Whenever the string "JSON" appears in a line of the listing below, that line counts. Say how many lines count, and give nothing else.

──────────────────────────────

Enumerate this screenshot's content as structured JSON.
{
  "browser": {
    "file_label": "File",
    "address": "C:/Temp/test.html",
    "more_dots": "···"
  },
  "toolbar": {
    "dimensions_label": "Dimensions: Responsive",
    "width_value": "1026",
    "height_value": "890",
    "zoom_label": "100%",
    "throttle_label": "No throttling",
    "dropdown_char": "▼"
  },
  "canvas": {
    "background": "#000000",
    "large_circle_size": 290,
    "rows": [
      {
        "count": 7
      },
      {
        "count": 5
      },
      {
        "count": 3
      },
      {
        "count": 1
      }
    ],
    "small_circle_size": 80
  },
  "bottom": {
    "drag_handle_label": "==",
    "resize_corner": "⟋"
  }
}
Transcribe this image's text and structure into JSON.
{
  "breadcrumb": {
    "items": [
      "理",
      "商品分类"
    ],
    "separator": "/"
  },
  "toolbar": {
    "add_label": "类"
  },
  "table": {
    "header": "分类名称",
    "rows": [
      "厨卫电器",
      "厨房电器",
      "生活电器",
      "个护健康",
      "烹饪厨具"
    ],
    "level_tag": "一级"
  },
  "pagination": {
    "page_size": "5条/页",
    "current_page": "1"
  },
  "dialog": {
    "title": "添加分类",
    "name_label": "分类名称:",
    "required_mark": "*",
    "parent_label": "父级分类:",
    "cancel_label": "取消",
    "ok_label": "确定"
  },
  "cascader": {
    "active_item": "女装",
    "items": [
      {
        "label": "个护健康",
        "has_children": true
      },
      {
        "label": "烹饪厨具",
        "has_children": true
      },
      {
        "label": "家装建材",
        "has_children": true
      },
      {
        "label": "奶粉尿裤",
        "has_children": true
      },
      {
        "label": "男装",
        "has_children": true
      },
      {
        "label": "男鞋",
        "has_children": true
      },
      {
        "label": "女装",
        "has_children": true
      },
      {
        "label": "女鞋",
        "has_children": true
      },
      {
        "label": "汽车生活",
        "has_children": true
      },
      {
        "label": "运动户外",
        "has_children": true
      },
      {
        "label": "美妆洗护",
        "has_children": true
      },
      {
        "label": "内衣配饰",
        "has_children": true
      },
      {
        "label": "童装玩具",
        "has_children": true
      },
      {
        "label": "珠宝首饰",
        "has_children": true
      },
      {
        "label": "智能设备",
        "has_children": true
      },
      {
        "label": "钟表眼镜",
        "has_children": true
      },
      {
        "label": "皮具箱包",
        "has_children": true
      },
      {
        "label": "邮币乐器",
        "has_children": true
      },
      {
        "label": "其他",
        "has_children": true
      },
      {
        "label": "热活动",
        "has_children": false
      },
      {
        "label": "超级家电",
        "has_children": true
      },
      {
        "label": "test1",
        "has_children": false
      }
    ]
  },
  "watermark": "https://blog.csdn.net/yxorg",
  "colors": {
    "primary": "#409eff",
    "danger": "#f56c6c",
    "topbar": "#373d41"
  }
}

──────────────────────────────

__TASK SOLUTION__:
2